A Book That Explores the Lives of Singaporeans Over Five Decades Makes the Shortlist For the Singapore Prize

singapore prize

One book which explores Singaporeans over 50 decades has made the shortlist for the inaugural Singapore Prize competition hosted by National University of Singapore (NUS). Open to works that have an historical theme published in English, Chinese or Malay; its organizers hope that more books than ever before enter in 2021 when awards will be handed out.

Kishore Mahbubani of NUS Asia Research Institute initiated and championed the NUS Singapore History Prize to honour publications that make a substantial impact on our understanding of Singapore history. Open to both fiction and non-fiction works with a total prize fund of $50,000; winners will be announced in August. A shortlist has already been released featuring both non-fiction titles as well as fiction ones – Kamaladevi Aravindan’s Sembawang examines life among everyday citizens across 50 years in Singapore.

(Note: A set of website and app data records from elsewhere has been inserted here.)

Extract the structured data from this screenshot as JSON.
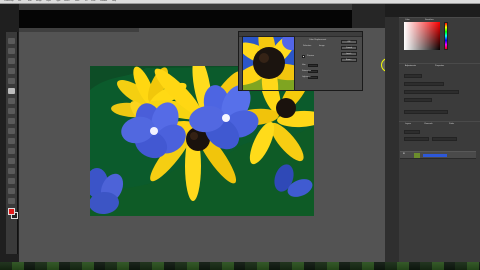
{
  "menubar": {
    "items": [
      "Photoshop",
      "File",
      "Edit",
      "Image",
      "Layer",
      "Type",
      "Select",
      "Filter",
      "3D",
      "View",
      "Window",
      "Help"
    ]
  },
  "dialog": {
    "title": "",
    "labels": [
      "Color Replacement",
      "Selection",
      "Image",
      "Preview",
      "Hue",
      "Saturation",
      "Lightness"
    ],
    "buttons": [
      "OK",
      "Cancel",
      "Load...",
      "Save..."
    ],
    "preview_checked": true
  },
  "panels": {
    "tabs": [
      "Color",
      "Swatches",
      "Adjustments",
      "Properties",
      "Layers",
      "Channels",
      "Paths"
    ],
    "layer_name": "Background"
  },
  "colors": {
    "accent": "#2d58d8",
    "brush_ring": "#f5ff00",
    "foreground": "#e01a1a"
  },
  "icons": {
    "fg_swatch": "color-swatch-icon",
    "tool": "brush-icon",
    "target": "circle-target-icon"
  }
}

NUS also hosts the Earthshot Prize, an international award designed to reward innovators and entrepreneurs committed to making our planet better. Backed by GBP 1 million (SGD 1.7 million), this funding acts as a “propelller,” helping winners to quickly market solutions that have visible impacts on Earth.

The prize’s judging panel comprises experts in multiple disciplines, spanning architecture and technology to finance and sustainability. Recent recipients of this honor have included decarbonisation investment platforms, businesses that produce reliable stoves from scrap metal, and organizations providing training services for people living with autism spectrum disorders.

Singapore was selected as the recipient of this prize due to its demonstrated leadership in innovation, investments and urban planning as well as commitment from both government and community to leading green growth, according to Ms Jones. She added that this prize aims to encourage thought leadership between cities on “key areas of urban sustainability”.

This year’s prize attracted over 200 applications from all around the globe, with three finalists selected by an expert panel from various industries. Neo4j won in the Innovative Graph Data Platforms 2022 category; other finalists were Ampd Energy which produces solar panels specifically targeted towards remote areas as well as New York-based nonprofit Conservation International.

As well as the main prizes, there are also reader-voted awards in the consumer choice category. Voting ends March 31 and you can view a comprehensive list of shortlisted works and authors in terms of genre and language here.